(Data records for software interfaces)

******

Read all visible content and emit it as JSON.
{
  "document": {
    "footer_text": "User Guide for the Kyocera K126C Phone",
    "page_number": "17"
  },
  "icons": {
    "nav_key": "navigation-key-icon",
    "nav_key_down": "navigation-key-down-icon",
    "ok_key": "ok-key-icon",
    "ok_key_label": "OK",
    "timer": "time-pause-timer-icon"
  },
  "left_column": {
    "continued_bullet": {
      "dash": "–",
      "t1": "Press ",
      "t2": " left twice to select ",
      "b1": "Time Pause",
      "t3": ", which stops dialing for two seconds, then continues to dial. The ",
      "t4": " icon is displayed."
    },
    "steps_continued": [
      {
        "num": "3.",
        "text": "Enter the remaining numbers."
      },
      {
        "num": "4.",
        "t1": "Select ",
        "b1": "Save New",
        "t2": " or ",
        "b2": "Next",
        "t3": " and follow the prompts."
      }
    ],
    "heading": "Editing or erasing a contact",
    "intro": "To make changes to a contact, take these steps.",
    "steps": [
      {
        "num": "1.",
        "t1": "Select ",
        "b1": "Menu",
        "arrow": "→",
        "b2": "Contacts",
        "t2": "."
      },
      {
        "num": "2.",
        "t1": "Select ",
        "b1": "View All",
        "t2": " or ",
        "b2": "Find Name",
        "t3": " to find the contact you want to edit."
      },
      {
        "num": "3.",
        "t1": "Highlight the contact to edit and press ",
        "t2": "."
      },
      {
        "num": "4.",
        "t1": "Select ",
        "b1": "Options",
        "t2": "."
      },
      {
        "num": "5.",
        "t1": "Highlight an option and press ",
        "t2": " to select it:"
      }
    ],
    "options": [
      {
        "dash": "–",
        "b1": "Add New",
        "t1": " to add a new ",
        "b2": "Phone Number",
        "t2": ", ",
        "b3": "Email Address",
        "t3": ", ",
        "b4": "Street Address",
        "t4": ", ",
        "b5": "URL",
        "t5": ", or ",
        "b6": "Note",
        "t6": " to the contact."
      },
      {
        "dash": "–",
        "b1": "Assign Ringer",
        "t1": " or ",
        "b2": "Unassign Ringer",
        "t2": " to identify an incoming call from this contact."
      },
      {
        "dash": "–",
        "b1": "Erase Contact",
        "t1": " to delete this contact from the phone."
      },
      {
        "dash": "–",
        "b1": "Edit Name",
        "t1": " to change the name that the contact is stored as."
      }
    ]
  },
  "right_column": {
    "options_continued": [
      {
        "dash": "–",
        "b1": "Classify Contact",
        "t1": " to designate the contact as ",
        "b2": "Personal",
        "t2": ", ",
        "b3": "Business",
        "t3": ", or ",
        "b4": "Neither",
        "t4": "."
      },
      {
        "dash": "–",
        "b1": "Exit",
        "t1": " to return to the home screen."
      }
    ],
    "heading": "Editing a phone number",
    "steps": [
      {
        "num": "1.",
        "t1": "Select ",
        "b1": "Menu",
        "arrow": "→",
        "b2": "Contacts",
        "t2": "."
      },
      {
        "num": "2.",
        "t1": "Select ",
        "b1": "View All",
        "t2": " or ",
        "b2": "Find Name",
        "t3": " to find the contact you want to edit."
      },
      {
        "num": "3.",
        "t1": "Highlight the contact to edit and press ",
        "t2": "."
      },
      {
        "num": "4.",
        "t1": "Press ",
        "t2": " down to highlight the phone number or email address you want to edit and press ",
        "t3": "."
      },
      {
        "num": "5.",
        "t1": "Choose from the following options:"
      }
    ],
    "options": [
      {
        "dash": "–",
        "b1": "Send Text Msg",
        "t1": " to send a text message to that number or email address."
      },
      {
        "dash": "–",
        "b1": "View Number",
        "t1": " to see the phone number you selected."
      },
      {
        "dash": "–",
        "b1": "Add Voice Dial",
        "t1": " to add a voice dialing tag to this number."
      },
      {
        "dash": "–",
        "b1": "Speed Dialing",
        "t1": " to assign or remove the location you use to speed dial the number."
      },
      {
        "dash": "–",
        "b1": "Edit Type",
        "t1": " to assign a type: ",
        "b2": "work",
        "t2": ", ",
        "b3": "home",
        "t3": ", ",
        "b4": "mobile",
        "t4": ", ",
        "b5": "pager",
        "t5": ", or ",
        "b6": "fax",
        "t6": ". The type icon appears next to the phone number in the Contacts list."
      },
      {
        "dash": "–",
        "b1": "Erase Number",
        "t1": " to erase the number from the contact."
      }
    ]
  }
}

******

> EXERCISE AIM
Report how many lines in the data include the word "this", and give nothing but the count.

> RESULT OF THE EXERCISE
3